Every day of the year, thousands of flights safely take to the skies around the globe. Focusing in on a popular route between London Heathrow and Frankfurt am Main airports, Wendover Productions explains the sheer complexity of coordinating the flight of a jumbo jet, as it moves between different air traffic control centers.
To celebrate 50 years in business, airplane manufacturer Airbus took to the skies with a series of six of its jumbo jets, flying them side by side for a spectacle rarely seen with anything but small planes. Along for the ride were aa A220, A320, A330, A350 XWB, A380, and the ginormous BelugaXL airlifter.
No, you’re not looking at actual 4K aerial footage here – this is in-engine imagery from the next-generation version of Microsoft’s famed Flight Simulator. The game uses satellite data, along with Azure AI tech to power its incredibly realistic flying. Coming to Xbox in 2020.
YouTuber Omegoolibird shows off what is said to be the fastest first-person view RC plane. The customized Vasamodel Fusion can hit speeds up to 265 mph thanks to its 2650 KV electric motor, which can spin at speeds up to 35,000 RPM. It sounds like an angry swarm of bees.
Daredevil flyer Jeb Corliss pays tribute to base jumper Uli Emanuele by attempting to fly some of the incredibly magnificent and dangerous flight paths his late friend was famous for. A truly immersive 360º experience you’ll want to watch in fullscreen or on a VR headset.
Builder Tom Stanton attached a long vertical LED light bar to his drone, and managed to fly it horizontally to capture some cool long-exposure images. His design is based on Ivan Miranda’s light bar, but you might be able to pull off something similar with a Pixelstick.
Gursk3 recently took his first hang glider flight. However, something went horribly wrong, and his safety harness wasn’t connected. Through a sheer feat of arm strength and will, he managed to hang on and survive the 2+ minute flight with relatively minor injuries.
Loft: The Jetman Story is a documentary that features Jetman flying wing inventor Yves Rossy and his proteges Vince Reffet and Fred Fugen. The film sees them flying over the fjords of Norway and telling the story of their journey towards autonomous human flight.
LEGO fan and maker Adam Woodworth has supersized yet another model. This time he took the basic LEGO helicopter from the International Jetport kit and made a gigantic version that actually can fly. He had to use foam instead of plastic bricks to pull off such magic.
Gravity Industries is manufacturing a limited number of its jet suits. Powered by five engines mounted on the arms and the back, the suit lets the wearer go up to 32mph for up to 5 minutes at a time. Nine suits will be sold by Selfridges in London for about $450,000 each.
The cloudy white lines that aircraft sometimes leave behind in their wake are commonly known as chemical trails, or chemtrails. But they’re technically called contrails, short for condensation trails.

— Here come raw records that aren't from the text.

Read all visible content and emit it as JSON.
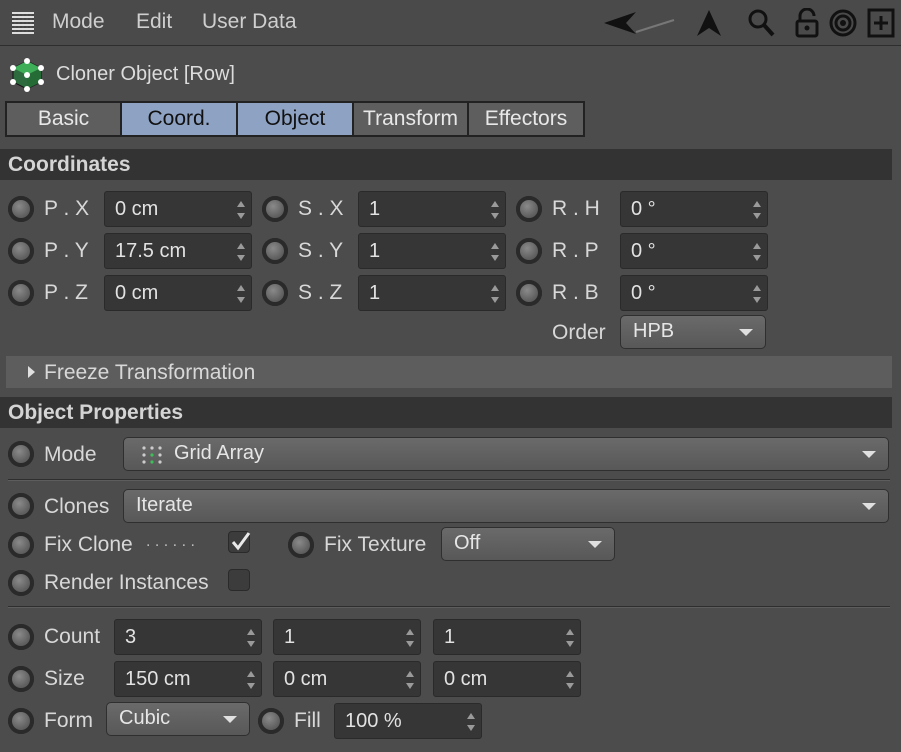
{
  "menubar": {
    "items": [
      "Mode",
      "Edit",
      "User Data"
    ],
    "icons": [
      "grid-icon",
      "back-arrow-icon",
      "up-arrow-icon",
      "search-icon",
      "lock-icon",
      "target-icon",
      "new-window-icon"
    ]
  },
  "object": {
    "title": "Cloner Object [Row]"
  },
  "tabs": [
    {
      "label": "Basic",
      "active": false
    },
    {
      "label": "Coord.",
      "active": true
    },
    {
      "label": "Object",
      "active": true
    },
    {
      "label": "Transform",
      "active": false
    },
    {
      "label": "Effectors",
      "active": false
    }
  ],
  "coordinates": {
    "header": "Coordinates",
    "position": [
      {
        "label": "P . X",
        "value": "0 cm"
      },
      {
        "label": "P . Y",
        "value": "17.5 cm"
      },
      {
        "label": "P . Z",
        "value": "0 cm"
      }
    ],
    "scale": [
      {
        "label": "S . X",
        "value": "1"
      },
      {
        "label": "S . Y",
        "value": "1"
      },
      {
        "label": "S . Z",
        "value": "1"
      }
    ],
    "rotation": [
      {
        "label": "R . H",
        "value": "0 °"
      },
      {
        "label": "R . P",
        "value": "0 °"
      },
      {
        "label": "R . B",
        "value": "0 °"
      }
    ],
    "order_label": "Order",
    "order_value": "HPB",
    "freeze_label": "Freeze Transformation"
  },
  "object_properties": {
    "header": "Object Properties",
    "mode_label": "Mode",
    "mode_value": "Grid Array",
    "clones_label": "Clones",
    "clones_value": "Iterate",
    "fix_clone_label": "Fix Clone",
    "fix_clone_dots": ". . . . . .",
    "fix_clone_checked": true,
    "fix_texture_label": "Fix Texture",
    "fix_texture_value": "Off",
    "render_instances_label": "Render Instances",
    "render_instances_checked": false,
    "count_label": "Count",
    "count_values": [
      "3",
      "1",
      "1"
    ],
    "size_label": "Size",
    "size_values": [
      "150 cm",
      "0 cm",
      "0 cm"
    ],
    "form_label": "Form",
    "form_value": "Cubic",
    "fill_label": "Fill",
    "fill_value": "100 %"
  },
  "colors": {
    "accent_tab": "#8ea3c4",
    "background": "#4c4c4c",
    "section_header": "#333333"
  }
}
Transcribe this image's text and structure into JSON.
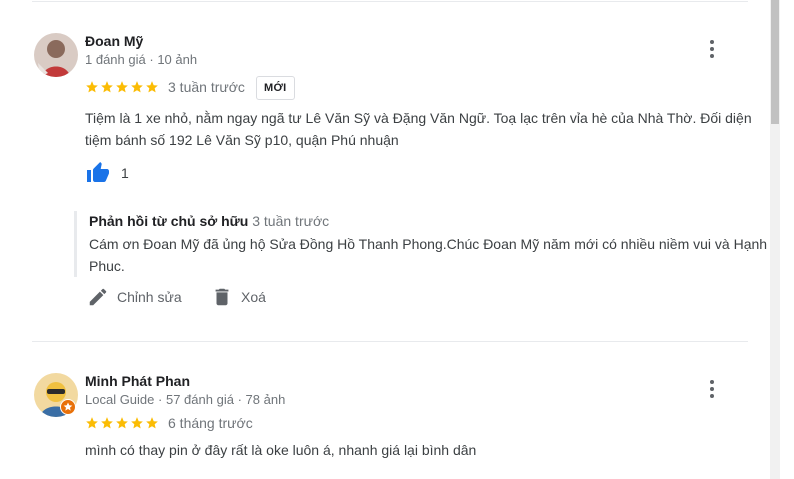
{
  "reviews": [
    {
      "reviewer_name": "Đoan Mỹ",
      "review_count": "1 đánh giá",
      "photo_count": "10 ảnh",
      "rating": 5,
      "time": "3 tuần trước",
      "badge": "MỚI",
      "text": "Tiệm là 1 xe nhỏ, nằm ngay ngã tư Lê Văn Sỹ và Đặng Văn Ngữ. Toạ lạc trên vỉa hè của Nhà Thờ. Đối diện tiệm bánh số 192 Lê Văn Sỹ p10, quận Phú nhuận",
      "likes": "1",
      "owner_reply": {
        "label": "Phản hồi từ chủ sở hữu",
        "time": "3 tuần trước",
        "text": "Cám ơn Đoan Mỹ đã ủng hộ Sửa Đồng Hồ Thanh Phong.Chúc Đoan Mỹ năm mới có nhiều niềm vui và Hạnh Phuc."
      },
      "actions": {
        "edit_label": "Chỉnh sửa",
        "delete_label": "Xoá"
      }
    },
    {
      "reviewer_name": "Minh Phát Phan",
      "local_guide": "Local Guide",
      "review_count": "57 đánh giá",
      "photo_count": "78 ảnh",
      "rating": 5,
      "time": "6 tháng trước",
      "text": "mình có thay pin ở đây rất là oke luôn á, nhanh giá lại bình dân"
    }
  ],
  "meta_separator": "·",
  "colors": {
    "star": "#fbbc04",
    "like": "#1a73e8",
    "text_secondary": "#70757a",
    "local_guide_badge": "#e8710a"
  }
}
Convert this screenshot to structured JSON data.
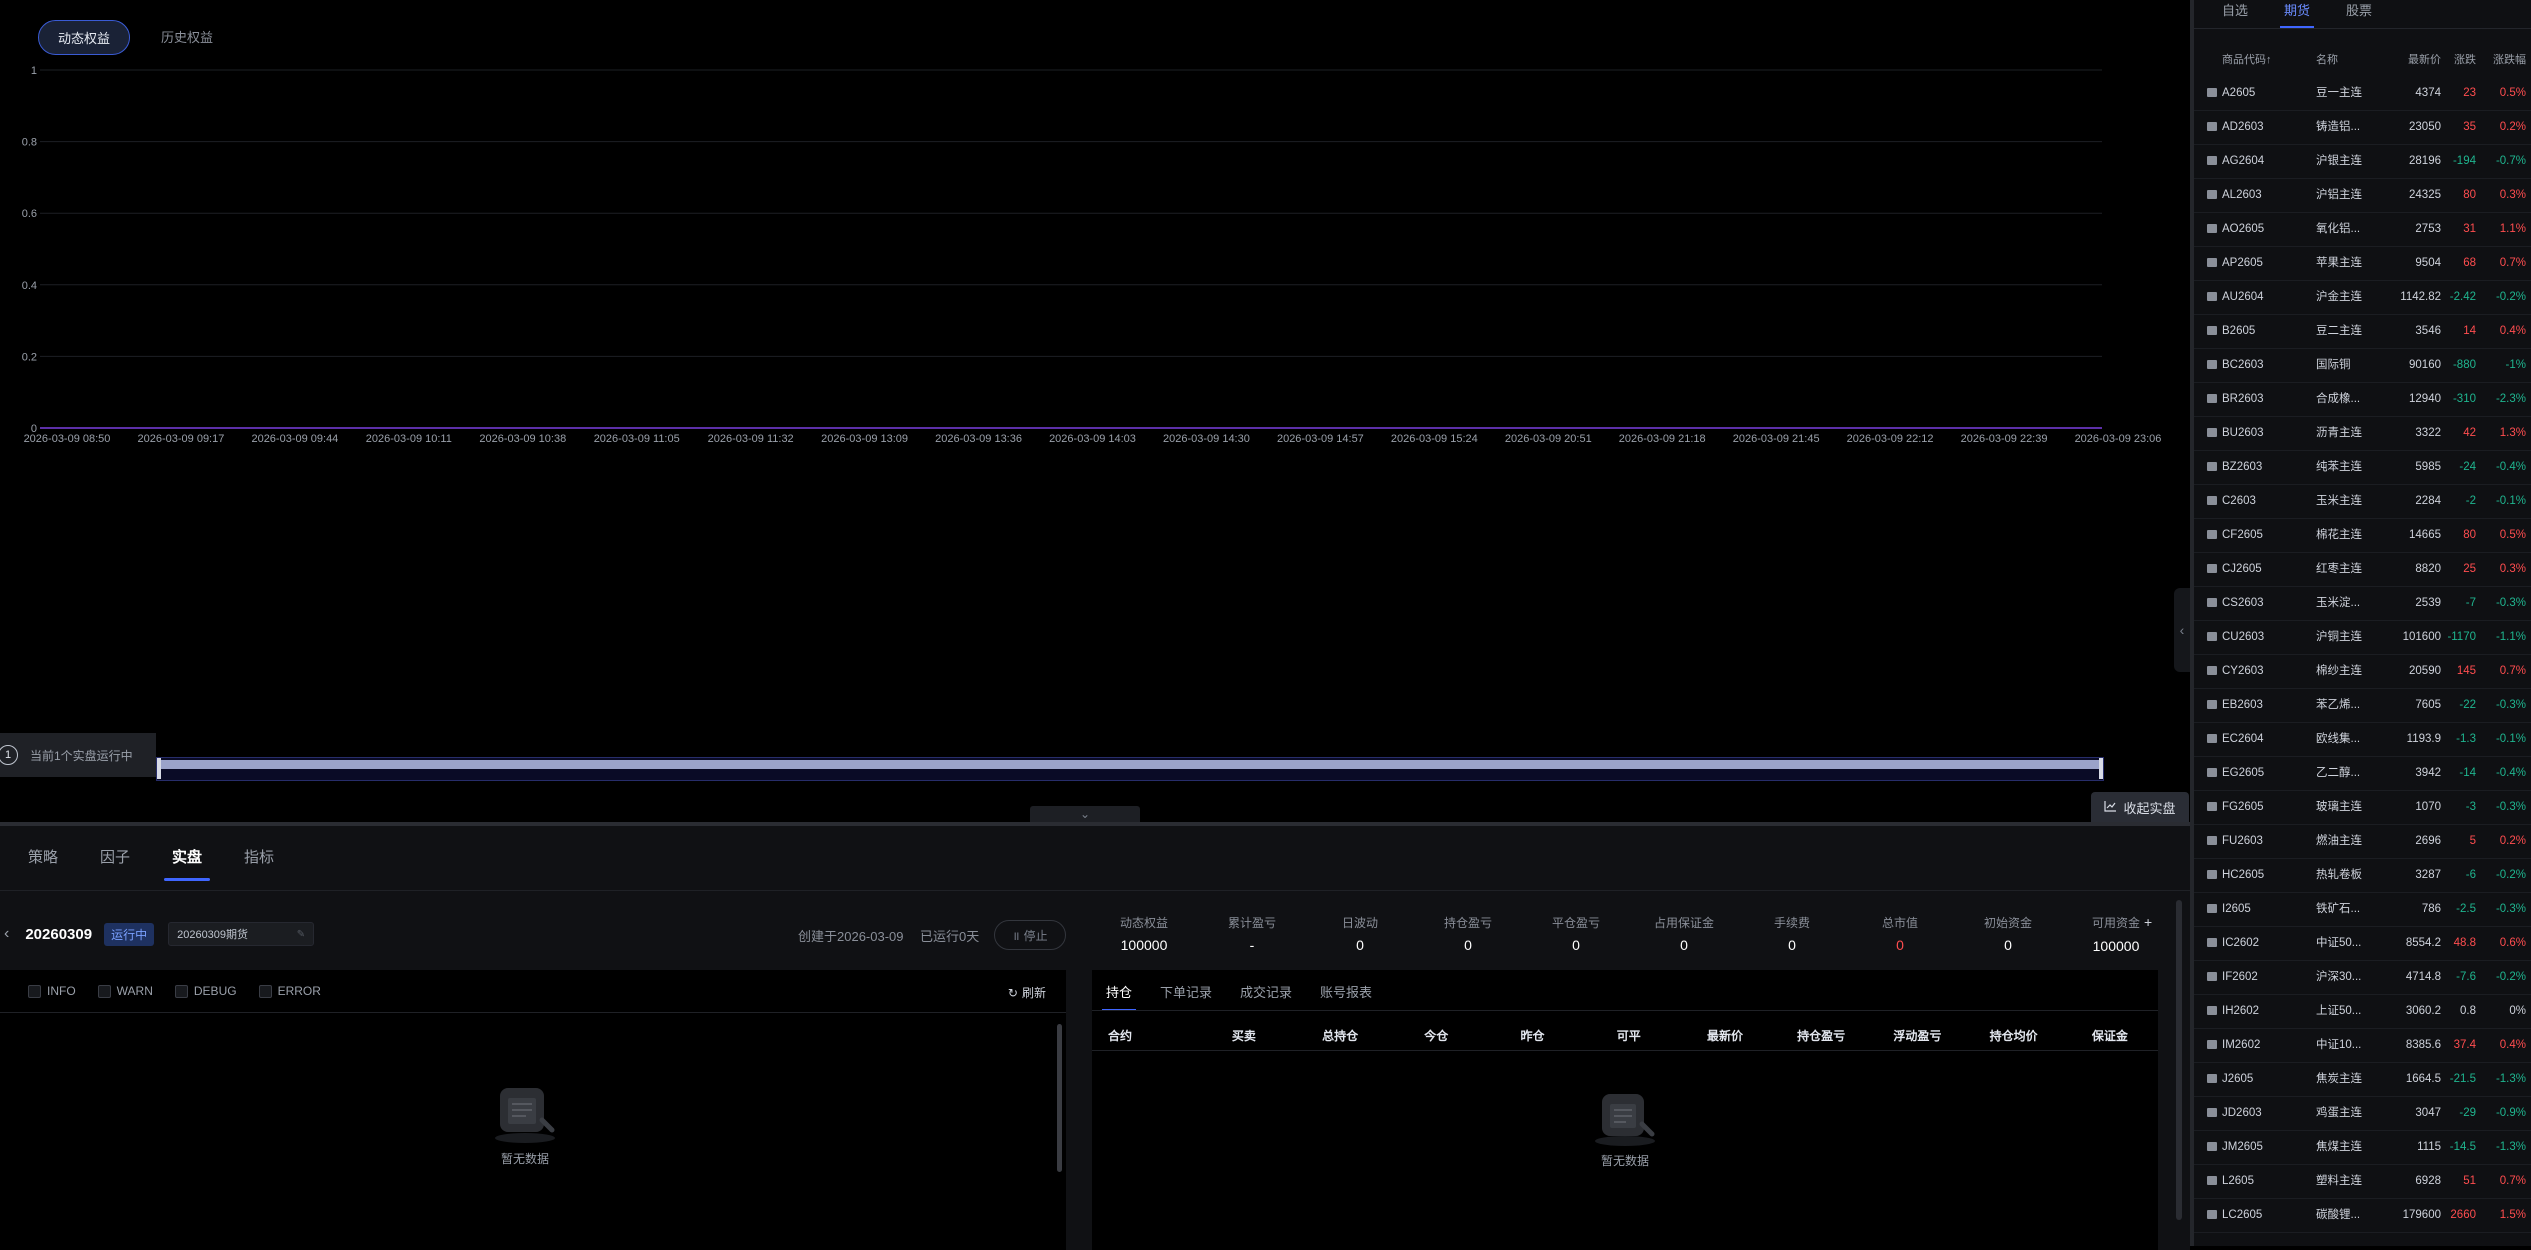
{
  "chart_tabs": [
    "动态权益",
    "历史权益"
  ],
  "chart_data": {
    "type": "line",
    "ylim": [
      0,
      1
    ],
    "y_ticks": [
      "1",
      "0.8",
      "0.6",
      "0.4",
      "0.2",
      "0"
    ],
    "x_ticks": [
      "2026-03-09 08:50",
      "2026-03-09 09:17",
      "2026-03-09 09:44",
      "2026-03-09 10:11",
      "2026-03-09 10:38",
      "2026-03-09 11:05",
      "2026-03-09 11:32",
      "2026-03-09 13:09",
      "2026-03-09 13:36",
      "2026-03-09 14:03",
      "2026-03-09 14:30",
      "2026-03-09 14:57",
      "2026-03-09 15:24",
      "2026-03-09 20:51",
      "2026-03-09 21:18",
      "2026-03-09 21:45",
      "2026-03-09 22:12",
      "2026-03-09 22:39",
      "2026-03-09 23:06"
    ],
    "series": [
      {
        "values": [
          0,
          0
        ]
      }
    ],
    "grid": true
  },
  "running": {
    "count": "1",
    "text": "当前1个实盘运行中"
  },
  "collect_label": "收起实盘",
  "main_tabs": [
    "策略",
    "因子",
    "实盘",
    "指标"
  ],
  "strategy": {
    "id": "20260309",
    "status": "运行中",
    "name": "20260309期货",
    "created": "创建于2026-03-09",
    "ran": "已运行0天",
    "stop": "停止"
  },
  "metrics": [
    {
      "label": "动态权益",
      "value": "100000",
      "color": "#ffffff"
    },
    {
      "label": "累计盈亏",
      "value": "-",
      "color": "#ffffff"
    },
    {
      "label": "日波动",
      "value": "0",
      "color": "#ffffff"
    },
    {
      "label": "持仓盈亏",
      "value": "0",
      "color": "#ffffff"
    },
    {
      "label": "平仓盈亏",
      "value": "0",
      "color": "#ffffff"
    },
    {
      "label": "占用保证金",
      "value": "0",
      "color": "#ffffff"
    },
    {
      "label": "手续费",
      "value": "0",
      "color": "#ffffff"
    },
    {
      "label": "总市值",
      "value": "0",
      "color": "#ff4d4f"
    },
    {
      "label": "初始资金",
      "value": "0",
      "color": "#ffffff"
    },
    {
      "label": "可用资金",
      "value": "100000",
      "color": "#ffffff"
    }
  ],
  "log": {
    "levels": [
      "INFO",
      "WARN",
      "DEBUG",
      "ERROR"
    ],
    "refresh": "刷新",
    "empty": "暂无数据"
  },
  "positions": {
    "tabs": [
      "持仓",
      "下单记录",
      "成交记录",
      "账号报表"
    ],
    "columns": [
      "合约",
      "买卖",
      "总持仓",
      "今仓",
      "昨仓",
      "可平",
      "最新价",
      "持仓盈亏",
      "浮动盈亏",
      "持仓均价",
      "保证金"
    ],
    "empty": "暂无数据"
  },
  "quotes": {
    "tabs": [
      "自选",
      "期货",
      "股票"
    ],
    "headers": {
      "code": "商品代码↑",
      "name": "名称",
      "price": "最新价",
      "chg": "涨跌",
      "pct": "涨跌幅"
    },
    "rows": [
      {
        "code": "A2605",
        "name": "豆一主连",
        "price": "4374",
        "chg": "23",
        "pct": "0.5%",
        "dir": "up"
      },
      {
        "code": "AD2603",
        "name": "铸造铝...",
        "price": "23050",
        "chg": "35",
        "pct": "0.2%",
        "dir": "up"
      },
      {
        "code": "AG2604",
        "name": "沪银主连",
        "price": "28196",
        "chg": "-194",
        "pct": "-0.7%",
        "dir": "down"
      },
      {
        "code": "AL2603",
        "name": "沪铝主连",
        "price": "24325",
        "chg": "80",
        "pct": "0.3%",
        "dir": "up"
      },
      {
        "code": "AO2605",
        "name": "氧化铝...",
        "price": "2753",
        "chg": "31",
        "pct": "1.1%",
        "dir": "up"
      },
      {
        "code": "AP2605",
        "name": "苹果主连",
        "price": "9504",
        "chg": "68",
        "pct": "0.7%",
        "dir": "up"
      },
      {
        "code": "AU2604",
        "name": "沪金主连",
        "price": "1142.82",
        "chg": "-2.42",
        "pct": "-0.2%",
        "dir": "down"
      },
      {
        "code": "B2605",
        "name": "豆二主连",
        "price": "3546",
        "chg": "14",
        "pct": "0.4%",
        "dir": "up"
      },
      {
        "code": "BC2603",
        "name": "国际铜",
        "price": "90160",
        "chg": "-880",
        "pct": "-1%",
        "dir": "down"
      },
      {
        "code": "BR2603",
        "name": "合成橡...",
        "price": "12940",
        "chg": "-310",
        "pct": "-2.3%",
        "dir": "down"
      },
      {
        "code": "BU2603",
        "name": "沥青主连",
        "price": "3322",
        "chg": "42",
        "pct": "1.3%",
        "dir": "up"
      },
      {
        "code": "BZ2603",
        "name": "纯苯主连",
        "price": "5985",
        "chg": "-24",
        "pct": "-0.4%",
        "dir": "down"
      },
      {
        "code": "C2603",
        "name": "玉米主连",
        "price": "2284",
        "chg": "-2",
        "pct": "-0.1%",
        "dir": "down"
      },
      {
        "code": "CF2605",
        "name": "棉花主连",
        "price": "14665",
        "chg": "80",
        "pct": "0.5%",
        "dir": "up"
      },
      {
        "code": "CJ2605",
        "name": "红枣主连",
        "price": "8820",
        "chg": "25",
        "pct": "0.3%",
        "dir": "up"
      },
      {
        "code": "CS2603",
        "name": "玉米淀...",
        "price": "2539",
        "chg": "-7",
        "pct": "-0.3%",
        "dir": "down"
      },
      {
        "code": "CU2603",
        "name": "沪铜主连",
        "price": "101600",
        "chg": "-1170",
        "pct": "-1.1%",
        "dir": "down"
      },
      {
        "code": "CY2603",
        "name": "棉纱主连",
        "price": "20590",
        "chg": "145",
        "pct": "0.7%",
        "dir": "up"
      },
      {
        "code": "EB2603",
        "name": "苯乙烯...",
        "price": "7605",
        "chg": "-22",
        "pct": "-0.3%",
        "dir": "down"
      },
      {
        "code": "EC2604",
        "name": "欧线集...",
        "price": "1193.9",
        "chg": "-1.3",
        "pct": "-0.1%",
        "dir": "down"
      },
      {
        "code": "EG2605",
        "name": "乙二醇...",
        "price": "3942",
        "chg": "-14",
        "pct": "-0.4%",
        "dir": "down"
      },
      {
        "code": "FG2605",
        "name": "玻璃主连",
        "price": "1070",
        "chg": "-3",
        "pct": "-0.3%",
        "dir": "down"
      },
      {
        "code": "FU2603",
        "name": "燃油主连",
        "price": "2696",
        "chg": "5",
        "pct": "0.2%",
        "dir": "up"
      },
      {
        "code": "HC2605",
        "name": "热轧卷板",
        "price": "3287",
        "chg": "-6",
        "pct": "-0.2%",
        "dir": "down"
      },
      {
        "code": "I2605",
        "name": "铁矿石...",
        "price": "786",
        "chg": "-2.5",
        "pct": "-0.3%",
        "dir": "down"
      },
      {
        "code": "IC2602",
        "name": "中证50...",
        "price": "8554.2",
        "chg": "48.8",
        "pct": "0.6%",
        "dir": "up"
      },
      {
        "code": "IF2602",
        "name": "沪深30...",
        "price": "4714.8",
        "chg": "-7.6",
        "pct": "-0.2%",
        "dir": "down"
      },
      {
        "code": "IH2602",
        "name": "上证50...",
        "price": "3060.2",
        "chg": "0.8",
        "pct": "0%",
        "dir": "flat"
      },
      {
        "code": "IM2602",
        "name": "中证10...",
        "price": "8385.6",
        "chg": "37.4",
        "pct": "0.4%",
        "dir": "up"
      },
      {
        "code": "J2605",
        "name": "焦炭主连",
        "price": "1664.5",
        "chg": "-21.5",
        "pct": "-1.3%",
        "dir": "down"
      },
      {
        "code": "JD2603",
        "name": "鸡蛋主连",
        "price": "3047",
        "chg": "-29",
        "pct": "-0.9%",
        "dir": "down"
      },
      {
        "code": "JM2605",
        "name": "焦煤主连",
        "price": "1115",
        "chg": "-14.5",
        "pct": "-1.3%",
        "dir": "down"
      },
      {
        "code": "L2605",
        "name": "塑料主连",
        "price": "6928",
        "chg": "51",
        "pct": "0.7%",
        "dir": "up"
      },
      {
        "code": "LC2605",
        "name": "碳酸锂...",
        "price": "179600",
        "chg": "2660",
        "pct": "1.5%",
        "dir": "up"
      }
    ]
  }
}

As Reactions points out, that’s because they’re mostly made of water.
It’s a flight that takes about 11 hours, but thanks to time-lapse video and British Airlines captain Dave Wallsworth, you can experience the transcontinental wonder of flying from London Heathrow airport to San Francisco International Airport in 0.006 of the time.
Most of the aircraft have traditional wings or helicopter-style blades to take flight. But this contraption works very differently. Watch as an ingenious kid named Finley shows Essential RC his plane that takes advantage of the spinning Magnus Effect to stay airborne.
Photographer Asif Rashid shares beautiful aerial footage of his hometown of Lahore, Pakistan, showing off some of the wonderful old structures in the Punjab capital city. And after you take the tour, be sure to stick around after the end credits for a special bonus.
RC Media World presents footage of a remote-controlled airplane replica, based on Howard Hughes’ 8-engine H-4 Hercules aka “Spruce Goose.” Builder Jürgen Schönle’s surprisingly quiet flyer has a 12-foot wingspan, and can take off and land on water, just like the real deal.
A few days ago, Peter Sripol shared a video of him doing short hops on his homemade electric airplane. It was a sight to behold but technically… that wasn’t flying. This is. Peter got better batteries and finally gave the people what they want. Amazing stuff.
Flight fanatic Peter Sripol has built his share of small, unmanned flying machines, but he’s now turned his attention to something a bit bigger, building himself a single-seat aircraft powered by electric motors, and airworthy enough that he was willing to be its test pilot.
Pilot and adventure seeker Linkerius shared this footage of what he sees when flying in a huge formation of more than 20 single-engine military planes during an air show. It amazes us that that so many planes can fly so closely to each other and with such coordination.